Sebastian Vettel took his place among the sport’s greats, joining the likes of Juan Manuel Fangio, Alain Prost and Michael Schumacher, as the German finally wrapped up that inevitable fourth world title with a typically dominant win around the Buddh International Circuit.
Vettel crossed the line nearly half a minute ahead of the Mercedes of Nico Rosberg, his third successive victory in as many races on Indian soil, also helping Red Bull clinch their fourth consecutive constructors’ title.
“You’re a four time world champion! Brilliant, brilliant drive, you’ve joined the greats,” Red Bull team principal Christian Horner said over the team radio as an emotional Vettel crossed the line.
“I crossed the line and I was empty. I took ages to think about something to say. It’s one of those moments you wish to say so many things but you can’t,” Vettel said on the podium after the race.
Behind the top two, Romain Grosjean brought home a fine third, after having started seventeenth on the grid, with a late race pass on team-mate Kimi Raikkonen nearly ending in tears, the two Lotus cars banging wheels as the Finn, struggling with grip on his well-worn tyres and running short of fuel, attempted to defend the place.
Felipe Massa followed the Grosjean home in a strong fourth place, the Brazilian making a lightening start that saw him jump to second from fifth on the grid, and leading the race in the early stages as the pitstops played out.
Sergio Perez, another driver to make an unusual strategy work for him, finished fifth after running among the front runners for much of the race, ahead of Lewis Hamilton who finished sixth in the Mercedes.
Paul Di Resta and Adrian Sutil gave Force India a double points finish in their home race with an eighth and ninth place finish while Daniel Ricciardo scored a solitary point for Toro Rosso in tenth.
Winning the world title may have been a mere formality for Vettel heading to India but the race on the outskirts of the country’s capital New Delhi was far from straight-forward for the German, mainly because of the different strategies at work.

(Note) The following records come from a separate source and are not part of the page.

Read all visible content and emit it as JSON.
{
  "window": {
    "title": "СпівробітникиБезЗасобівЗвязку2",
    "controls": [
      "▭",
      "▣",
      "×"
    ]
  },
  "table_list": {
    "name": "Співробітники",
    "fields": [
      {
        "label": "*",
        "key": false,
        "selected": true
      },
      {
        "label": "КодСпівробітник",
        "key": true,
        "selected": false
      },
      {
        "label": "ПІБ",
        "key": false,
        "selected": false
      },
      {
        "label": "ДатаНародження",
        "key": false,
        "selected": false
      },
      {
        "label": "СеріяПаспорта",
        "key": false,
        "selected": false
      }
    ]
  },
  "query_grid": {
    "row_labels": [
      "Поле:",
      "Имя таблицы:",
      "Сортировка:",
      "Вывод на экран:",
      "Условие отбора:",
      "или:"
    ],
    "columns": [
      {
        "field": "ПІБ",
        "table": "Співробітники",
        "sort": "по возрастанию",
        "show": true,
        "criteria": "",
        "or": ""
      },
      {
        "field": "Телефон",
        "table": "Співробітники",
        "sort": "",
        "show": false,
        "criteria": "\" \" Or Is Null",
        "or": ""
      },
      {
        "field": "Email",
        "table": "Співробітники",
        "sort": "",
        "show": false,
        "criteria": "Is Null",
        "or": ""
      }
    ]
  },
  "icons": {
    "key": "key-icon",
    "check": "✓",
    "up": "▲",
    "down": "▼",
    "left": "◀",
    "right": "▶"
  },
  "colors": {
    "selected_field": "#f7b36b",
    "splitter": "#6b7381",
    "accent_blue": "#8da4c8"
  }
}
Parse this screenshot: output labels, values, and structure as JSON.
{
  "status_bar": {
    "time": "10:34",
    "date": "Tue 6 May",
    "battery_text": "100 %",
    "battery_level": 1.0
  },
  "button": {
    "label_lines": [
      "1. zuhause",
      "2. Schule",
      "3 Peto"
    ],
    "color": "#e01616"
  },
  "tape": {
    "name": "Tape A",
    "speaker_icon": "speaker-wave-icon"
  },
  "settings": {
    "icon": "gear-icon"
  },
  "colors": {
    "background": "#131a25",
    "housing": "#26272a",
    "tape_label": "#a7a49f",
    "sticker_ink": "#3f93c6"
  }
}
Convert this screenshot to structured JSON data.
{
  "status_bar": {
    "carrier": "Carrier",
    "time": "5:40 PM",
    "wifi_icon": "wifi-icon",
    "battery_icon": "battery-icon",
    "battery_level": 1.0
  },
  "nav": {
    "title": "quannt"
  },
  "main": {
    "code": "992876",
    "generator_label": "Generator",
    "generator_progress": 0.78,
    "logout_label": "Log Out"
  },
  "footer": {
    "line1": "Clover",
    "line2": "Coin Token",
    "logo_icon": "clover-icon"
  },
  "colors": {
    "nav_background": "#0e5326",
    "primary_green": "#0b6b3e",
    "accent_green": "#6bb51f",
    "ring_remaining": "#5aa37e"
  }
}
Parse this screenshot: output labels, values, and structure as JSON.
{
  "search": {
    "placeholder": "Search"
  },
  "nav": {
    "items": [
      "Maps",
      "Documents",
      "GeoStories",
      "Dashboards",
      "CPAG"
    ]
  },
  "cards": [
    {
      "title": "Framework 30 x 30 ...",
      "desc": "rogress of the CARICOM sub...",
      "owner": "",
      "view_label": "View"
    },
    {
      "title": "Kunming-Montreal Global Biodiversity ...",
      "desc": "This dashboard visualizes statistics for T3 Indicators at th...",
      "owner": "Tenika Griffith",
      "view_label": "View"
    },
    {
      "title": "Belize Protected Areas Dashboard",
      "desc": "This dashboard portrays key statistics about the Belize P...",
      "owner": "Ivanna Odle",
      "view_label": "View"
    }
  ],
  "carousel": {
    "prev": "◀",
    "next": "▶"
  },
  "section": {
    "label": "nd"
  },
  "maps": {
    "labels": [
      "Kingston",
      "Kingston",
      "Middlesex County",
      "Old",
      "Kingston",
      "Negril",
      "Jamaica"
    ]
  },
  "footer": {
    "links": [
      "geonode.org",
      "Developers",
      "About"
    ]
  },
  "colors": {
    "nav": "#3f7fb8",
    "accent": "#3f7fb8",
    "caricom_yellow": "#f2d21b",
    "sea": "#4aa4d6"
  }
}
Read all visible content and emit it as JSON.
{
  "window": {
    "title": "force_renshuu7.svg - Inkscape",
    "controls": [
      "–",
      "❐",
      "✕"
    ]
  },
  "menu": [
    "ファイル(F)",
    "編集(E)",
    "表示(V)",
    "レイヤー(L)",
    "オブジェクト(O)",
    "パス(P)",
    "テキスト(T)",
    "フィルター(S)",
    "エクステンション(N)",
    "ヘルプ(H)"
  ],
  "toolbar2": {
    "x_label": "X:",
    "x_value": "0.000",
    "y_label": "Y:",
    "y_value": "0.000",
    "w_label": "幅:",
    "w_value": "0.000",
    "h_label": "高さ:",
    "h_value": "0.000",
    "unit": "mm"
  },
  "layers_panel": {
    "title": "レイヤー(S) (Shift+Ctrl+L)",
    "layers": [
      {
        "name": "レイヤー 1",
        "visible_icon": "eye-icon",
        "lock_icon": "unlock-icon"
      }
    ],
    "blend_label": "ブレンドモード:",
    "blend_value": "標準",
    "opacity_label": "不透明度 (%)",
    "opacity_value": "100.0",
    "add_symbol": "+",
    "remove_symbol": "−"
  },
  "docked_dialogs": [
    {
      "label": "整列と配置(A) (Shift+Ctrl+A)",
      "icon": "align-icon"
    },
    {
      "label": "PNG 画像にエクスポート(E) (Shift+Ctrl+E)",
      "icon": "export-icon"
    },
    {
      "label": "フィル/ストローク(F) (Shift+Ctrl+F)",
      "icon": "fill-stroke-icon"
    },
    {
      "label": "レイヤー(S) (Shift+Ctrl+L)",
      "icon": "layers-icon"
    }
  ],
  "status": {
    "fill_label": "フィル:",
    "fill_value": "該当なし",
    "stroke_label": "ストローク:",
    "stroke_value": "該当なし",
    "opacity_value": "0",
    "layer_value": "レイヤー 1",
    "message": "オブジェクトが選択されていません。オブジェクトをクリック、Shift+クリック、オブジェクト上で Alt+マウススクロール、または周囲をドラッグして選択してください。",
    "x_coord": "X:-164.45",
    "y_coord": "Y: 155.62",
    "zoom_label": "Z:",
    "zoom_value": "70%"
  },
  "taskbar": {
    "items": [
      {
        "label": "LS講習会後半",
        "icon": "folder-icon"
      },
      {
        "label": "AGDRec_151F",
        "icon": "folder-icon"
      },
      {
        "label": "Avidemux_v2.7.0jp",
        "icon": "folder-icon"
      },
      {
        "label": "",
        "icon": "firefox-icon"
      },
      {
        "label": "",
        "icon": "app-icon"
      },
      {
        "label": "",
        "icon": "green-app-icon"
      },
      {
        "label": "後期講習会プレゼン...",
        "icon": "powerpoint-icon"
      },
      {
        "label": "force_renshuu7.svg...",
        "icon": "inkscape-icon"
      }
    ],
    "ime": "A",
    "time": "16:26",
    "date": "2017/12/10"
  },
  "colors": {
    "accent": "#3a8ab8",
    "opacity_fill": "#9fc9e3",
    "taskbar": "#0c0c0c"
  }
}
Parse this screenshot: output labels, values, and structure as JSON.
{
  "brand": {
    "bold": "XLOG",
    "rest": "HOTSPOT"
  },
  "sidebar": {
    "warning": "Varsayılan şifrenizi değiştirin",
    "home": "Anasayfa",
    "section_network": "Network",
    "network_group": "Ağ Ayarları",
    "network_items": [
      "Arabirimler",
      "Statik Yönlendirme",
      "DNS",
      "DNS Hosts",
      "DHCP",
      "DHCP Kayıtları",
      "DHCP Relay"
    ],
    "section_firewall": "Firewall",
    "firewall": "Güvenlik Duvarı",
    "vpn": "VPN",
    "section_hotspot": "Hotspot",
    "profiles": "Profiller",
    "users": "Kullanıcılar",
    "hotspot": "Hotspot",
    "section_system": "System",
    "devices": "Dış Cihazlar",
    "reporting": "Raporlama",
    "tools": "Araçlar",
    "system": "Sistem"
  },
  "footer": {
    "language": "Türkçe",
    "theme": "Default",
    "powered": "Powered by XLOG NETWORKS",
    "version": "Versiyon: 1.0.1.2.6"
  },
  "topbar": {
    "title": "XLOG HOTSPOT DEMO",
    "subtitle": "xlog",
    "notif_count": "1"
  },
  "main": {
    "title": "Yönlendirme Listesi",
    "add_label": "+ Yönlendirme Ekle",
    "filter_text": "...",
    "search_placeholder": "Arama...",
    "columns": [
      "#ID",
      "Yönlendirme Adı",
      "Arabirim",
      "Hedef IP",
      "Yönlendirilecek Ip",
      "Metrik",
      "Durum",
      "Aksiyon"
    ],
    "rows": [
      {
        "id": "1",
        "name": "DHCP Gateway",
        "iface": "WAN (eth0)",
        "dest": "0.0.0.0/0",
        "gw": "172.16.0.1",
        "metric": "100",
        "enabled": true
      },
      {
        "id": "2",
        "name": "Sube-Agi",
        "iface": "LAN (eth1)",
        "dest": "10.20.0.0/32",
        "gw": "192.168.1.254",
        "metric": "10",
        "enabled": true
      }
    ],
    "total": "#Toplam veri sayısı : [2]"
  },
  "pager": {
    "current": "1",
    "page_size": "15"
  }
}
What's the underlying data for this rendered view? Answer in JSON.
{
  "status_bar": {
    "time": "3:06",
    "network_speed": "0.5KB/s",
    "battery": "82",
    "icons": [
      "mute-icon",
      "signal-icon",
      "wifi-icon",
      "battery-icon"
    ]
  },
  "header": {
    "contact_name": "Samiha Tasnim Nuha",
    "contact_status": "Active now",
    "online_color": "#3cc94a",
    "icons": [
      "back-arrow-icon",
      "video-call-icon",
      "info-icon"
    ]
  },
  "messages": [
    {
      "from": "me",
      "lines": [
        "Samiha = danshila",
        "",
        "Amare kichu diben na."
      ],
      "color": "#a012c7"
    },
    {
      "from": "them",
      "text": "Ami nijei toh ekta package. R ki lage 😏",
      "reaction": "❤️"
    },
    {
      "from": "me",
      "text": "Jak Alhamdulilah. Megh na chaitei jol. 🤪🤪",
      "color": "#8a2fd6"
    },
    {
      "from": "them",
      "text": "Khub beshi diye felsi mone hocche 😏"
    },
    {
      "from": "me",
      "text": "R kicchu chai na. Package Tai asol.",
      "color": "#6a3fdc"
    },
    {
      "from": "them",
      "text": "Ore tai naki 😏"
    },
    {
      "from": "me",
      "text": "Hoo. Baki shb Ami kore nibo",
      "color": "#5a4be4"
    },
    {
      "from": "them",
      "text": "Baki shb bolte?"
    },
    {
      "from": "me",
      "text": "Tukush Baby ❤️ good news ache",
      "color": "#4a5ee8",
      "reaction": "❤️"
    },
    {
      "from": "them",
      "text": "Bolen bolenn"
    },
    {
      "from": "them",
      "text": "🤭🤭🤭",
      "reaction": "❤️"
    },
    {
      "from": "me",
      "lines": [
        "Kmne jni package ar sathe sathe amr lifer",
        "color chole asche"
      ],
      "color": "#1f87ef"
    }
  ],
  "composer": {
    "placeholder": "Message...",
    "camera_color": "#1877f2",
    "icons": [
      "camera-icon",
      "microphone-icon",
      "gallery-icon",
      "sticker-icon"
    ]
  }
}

While some cars, including Vettel, Hamilton and Rosberg, had opted to start the race on the fragile soft tyres, others like Vettel’s team-mate Mark Webber, Fernando Alonso, the two McLarens and several cars in the midfield had opted to start on the harder tyre in the hope of running longer until having to make their first stops so they could leapfrog their soft-shod rivals.
Vettel pitted as early as lap 2, having built up a gap of over two seconds to Felipe Massa to get the soft tyres out of the way, but that early stop meant he dropped to the back of the field and into traffic.
From there, Vettel made his strategy work by putting in a champion’s drive to scythe through the field, though he was helped by other drivers making their pitstops, and was soon up to second behind team-mate Webber, who many had expected would emerge as a dark horse contender in the race.
Webber, however, had another poor getaway, dropping to seventh at the start after contact with Raikkonen and Alonso, and by the time the pitstops had shaken down, Vettel led his team-mate by a long way.
In the end, Red Bull were denied a dominant one-two when Webber was forced to grind to a halt with an alternator failure with just twenty laps to go, the Australian’s retirement the only blip for Red Bull on what was otherwise a perfect day for them.
Following his title success, 26-year-old Vettel goes down in history as not only the youngest ever four-time world champion but also the only driver in the history of the sport to claim his first four titles in succession.
His victory at the 5.1 kilometer track on the outskirts of New Delhi also extends his winning streak to six races, keeping him firmly on course to match Ferrari legend Alberto Ascari’s record of nine successive race wins going back all the way to the fifties.
“For sure it was not an easy season, even if people from the outside get the idea that we had it in our hands for quite a while, the last couple of races,” Vettel said.
“But I think it was a difficult one all in all, very difficult one for me personally. To receive boos, even though you haven’t done anything wrong, to overcome that and give the right answer on the track and finally get the acceptance that I think we’re all looking for as racing drivers… it makes me very proud to join people like Prost, Fangio, and Michael is unbelievable.”
Images courtesy Buddh International Circuit and Pirelli Motorsport